## ACTIVITY
Pictures in the listing below are skipped, while the lines from the "What data populates" line through the "Parse this screenshot: output" line are returned word for word.

## SUPPLIED INFORMATION
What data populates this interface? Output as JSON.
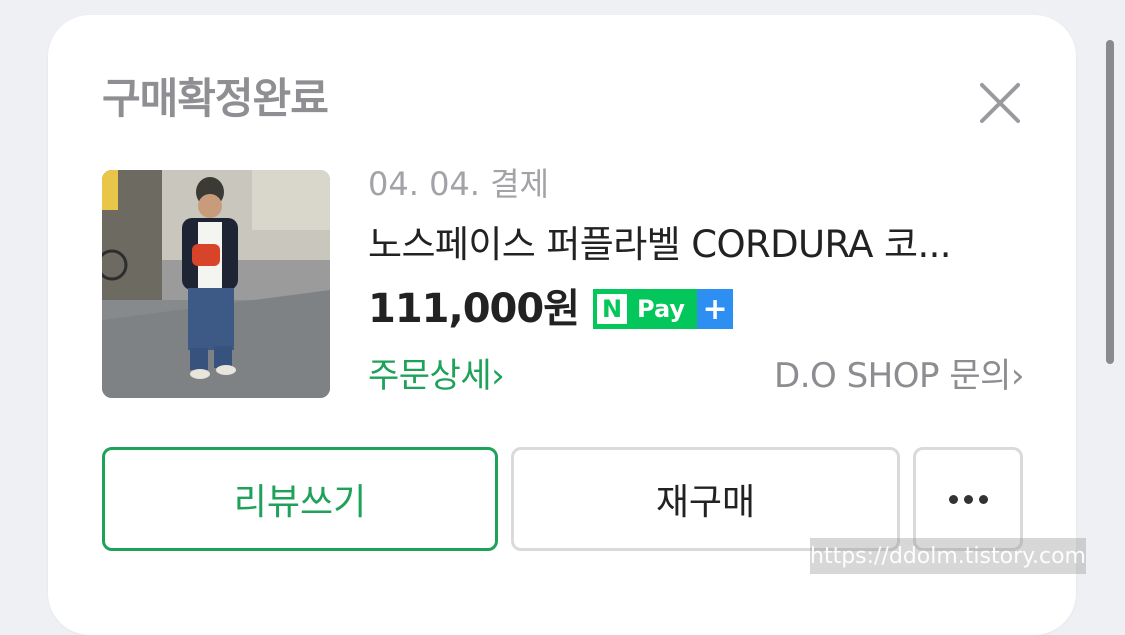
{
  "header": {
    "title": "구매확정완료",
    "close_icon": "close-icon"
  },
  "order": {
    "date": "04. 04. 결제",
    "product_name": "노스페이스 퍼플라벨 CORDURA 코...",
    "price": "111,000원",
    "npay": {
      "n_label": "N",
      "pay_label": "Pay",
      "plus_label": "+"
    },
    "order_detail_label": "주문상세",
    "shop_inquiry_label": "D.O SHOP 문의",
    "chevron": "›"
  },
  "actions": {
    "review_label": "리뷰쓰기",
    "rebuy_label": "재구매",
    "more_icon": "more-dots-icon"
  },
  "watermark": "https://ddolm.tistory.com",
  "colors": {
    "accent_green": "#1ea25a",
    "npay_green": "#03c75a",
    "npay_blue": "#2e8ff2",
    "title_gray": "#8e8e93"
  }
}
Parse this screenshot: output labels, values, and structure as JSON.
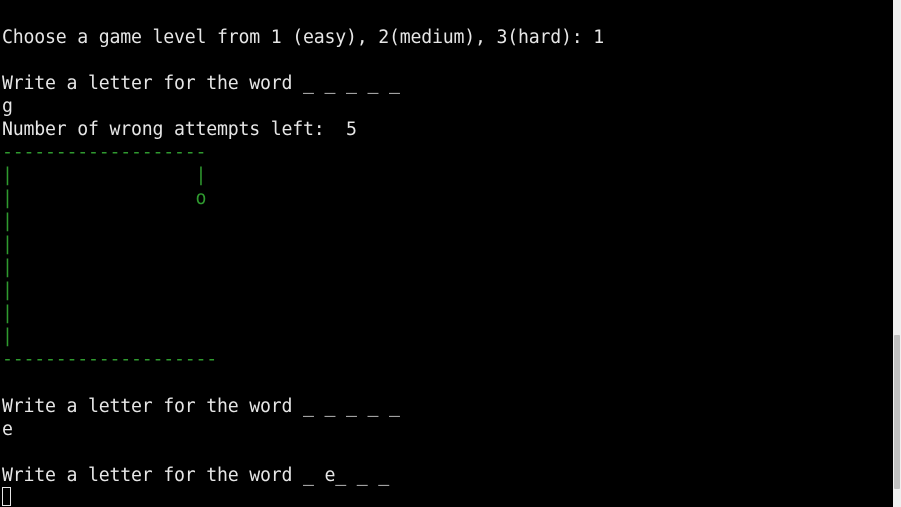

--

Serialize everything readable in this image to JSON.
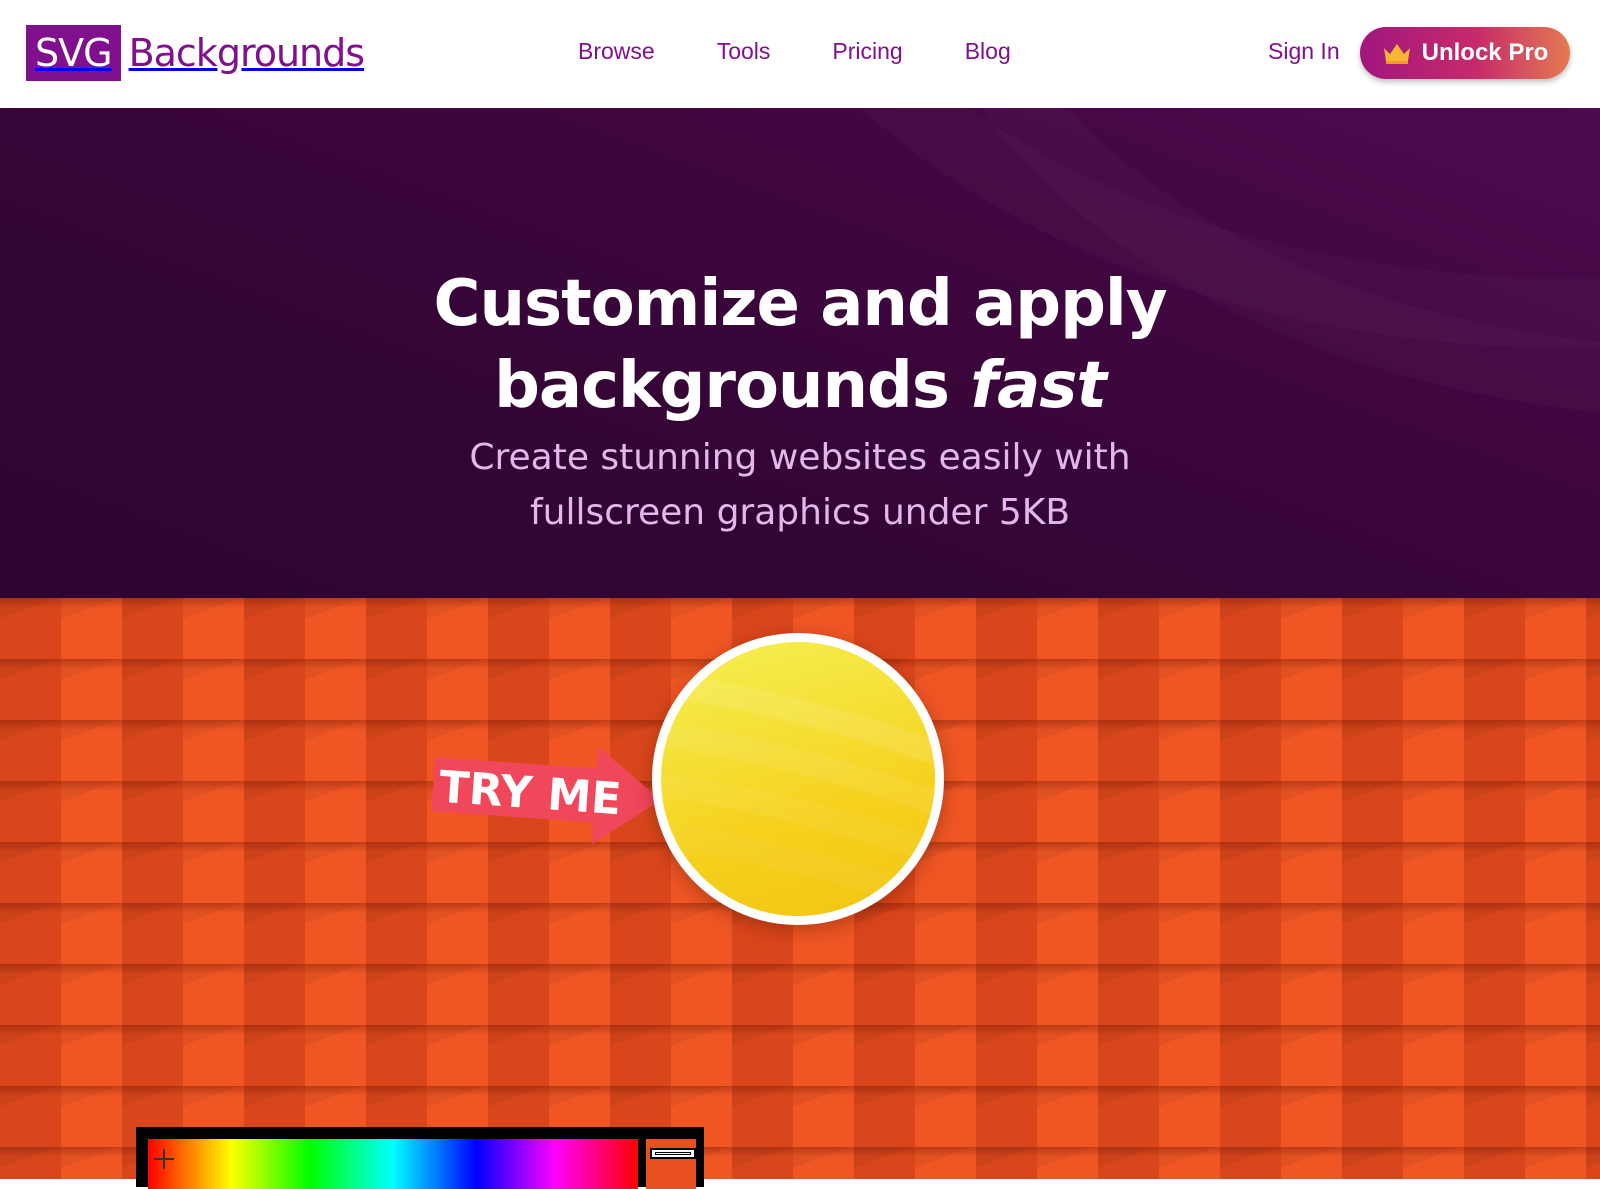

## TASK RESPONSE
What data populates this interface? Output as JSON.
{
  "header": {
    "title": "구매확정완료",
    "close_icon": "close-icon"
  },
  "order": {
    "date": "04. 04. 결제",
    "product_name": "노스페이스 퍼플라벨 CORDURA 코...",
    "price": "111,000원",
    "npay": {
      "n_label": "N",
      "pay_label": "Pay",
      "plus_label": "+"
    },
    "order_detail_label": "주문상세",
    "shop_inquiry_label": "D.O SHOP 문의",
    "chevron": "›"
  },
  "actions": {
    "review_label": "리뷰쓰기",
    "rebuy_label": "재구매",
    "more_icon": "more-dots-icon"
  },
  "watermark": "https://ddolm.tistory.com",
  "colors": {
    "accent_green": "#1ea25a",
    "npay_green": "#03c75a",
    "npay_blue": "#2e8ff2",
    "title_gray": "#8e8e93"
  }
}
Parse this screenshot: output labels, values, and structure as JSON.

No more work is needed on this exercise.